I’ve returned from a week-long conference in Las Vegas. Technically, we were in Henderson…in a conference center all day. So no tips for the magic way to pull the lever and win at slots.
1. Bring chapstick. Lots of chapstick. You may be spending all day in an artificial climate, but the desert air still seeps in.
2. For the conference itself, make sure to pack a sweater…and gloves…and a coat. No matter how many people complain and no matter how loudly they do it, no one can seem to find the thermostat.
3. Having lived in a city that bans smoking in restaurants and bars has skewed my world view. I see someone light up and I am shocked, SHOCKED, I tell you. I get this panicky, 5-year-old kid urge to tattle. And I find it really hard to breathe.
I know that Beth was hoping for some good people watching and social insights, but I’m afraid I failed. I spent as little time in the hotel casino as possible. However, walking through once, I did see a guy dressed in all brown (a nice pant and shirt combo that reminded me of the 70s) who was sitting at the machine, watching the walkway as his wife played. He looked comfy with his hands tucked into his pants. Nothing lewd. More like he was sitting on his couch at home, watching TV. So, I guess people watching goes both ways.

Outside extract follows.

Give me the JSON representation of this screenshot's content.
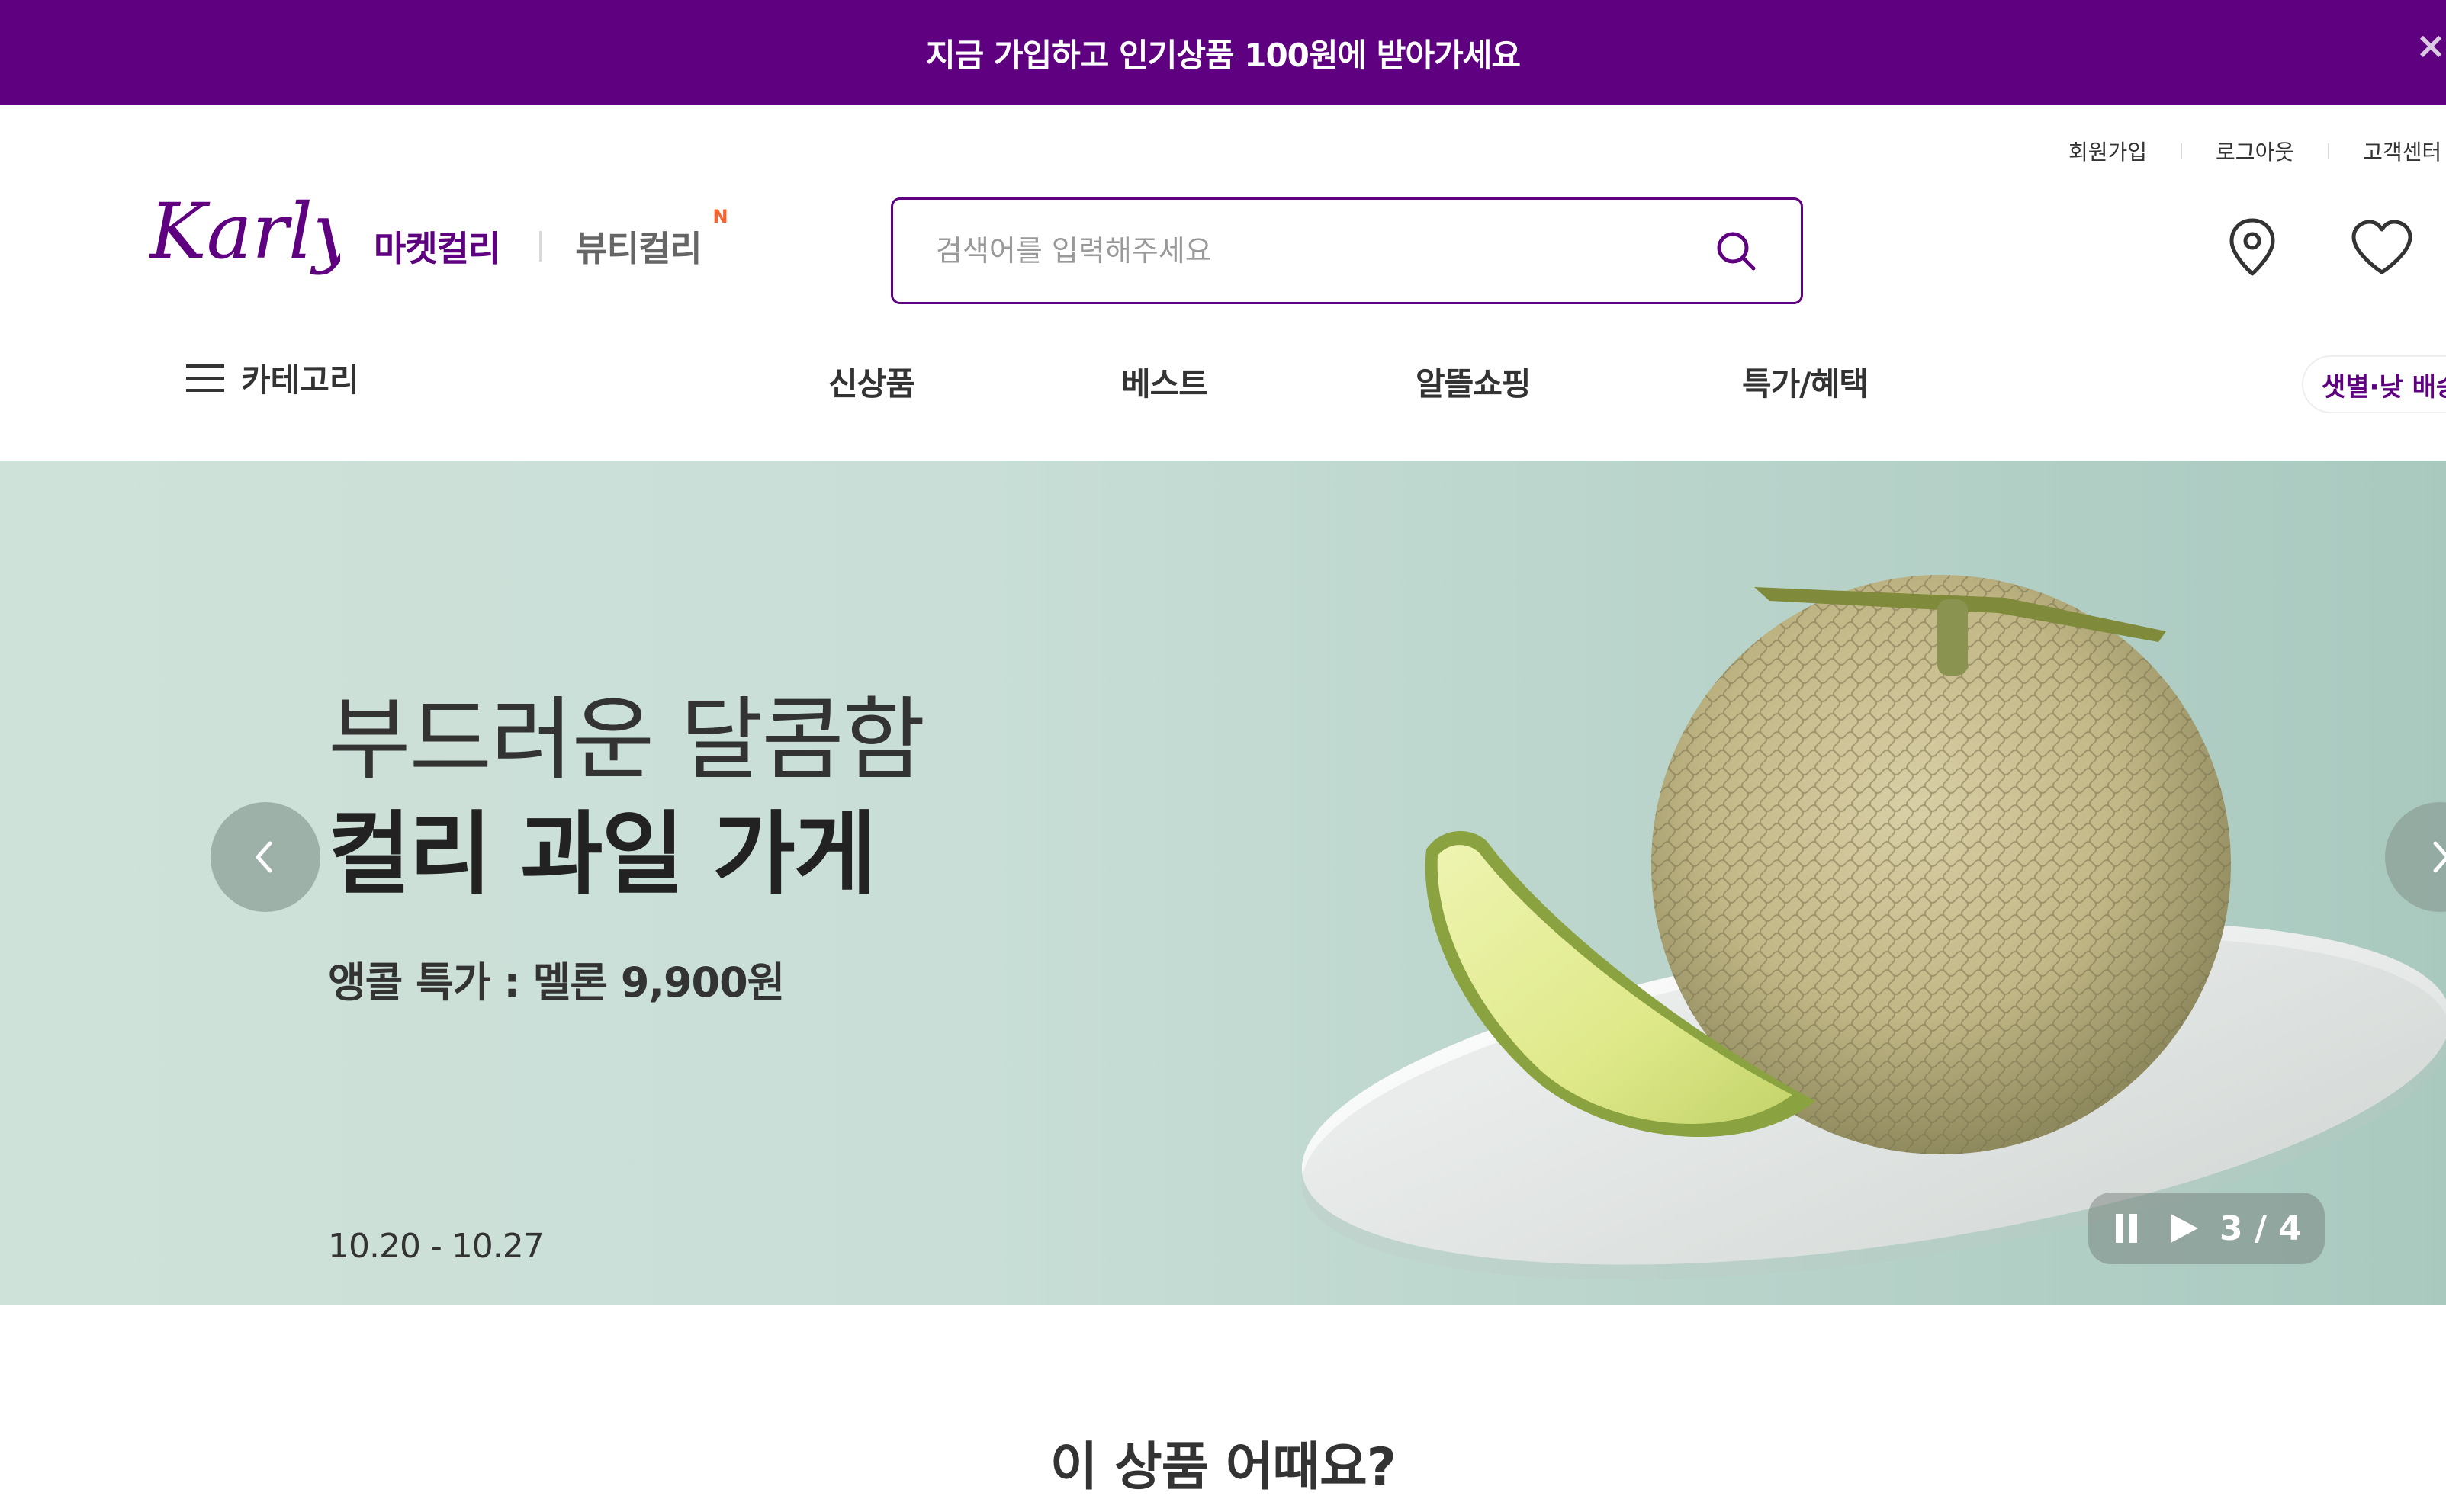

One of the other convention attendees told me of seeing a woman at 6AM, plugging away at the slots, five open and empty cans of Mountain Dew at her feet and in the chair beside her. A cigarette was pinched between her lips and the soda cans were all sprinkled with ash. A cautionary tale.
My best people watching actually happened while in captivity on the plane. Lucky me was in the middle seat both times. On the way to the conference, the guy in the window seat was watching an incredibly funny movie on his iPad. Because of the glare, I couldn’t see what it was, but I wanted to. After all, every time he laughed, I jiggled.
On the way back, a travel-wary businessman sat by the window. He had Tom Clancy’s Sum of All Fears on his tray table. His hands were beefy and he had a bump on the outside of his pointer finger. It looked like the kind I used to get when writing a story long hand. But since no one does that anymore and it would be really weird to hold your pen with the outside of your pointer finger, I’m not sure what it was.
He read until the plane took off, then he leaned into the window like an excited kid. We were supposed to land at midnight in the middle of a snow storm (Saskatchewan Screamer, I believe is what it was dubbed), so instead of seeing the lights on the plane through inky blackness, we could see a halo of light as it reflected off the clouds. There even appeared to be a lighted slipstream coming off of the wing tip – pretty cool actually. As we descended, the man shied away from the window. He looked stead-fastedly at my tray table until we were below the cloudline, at which point, he reglued himself to the window.
I didn’t expect his child-like glee (although he was silent) or the cringing. I based my assumption on the button-up shirt, beefy hands, and type of book he was reading. But it was these things that made him much more interesting to me that the guy on my other side. All I remember about him is that he bought M&Ms…and that they smelled really good.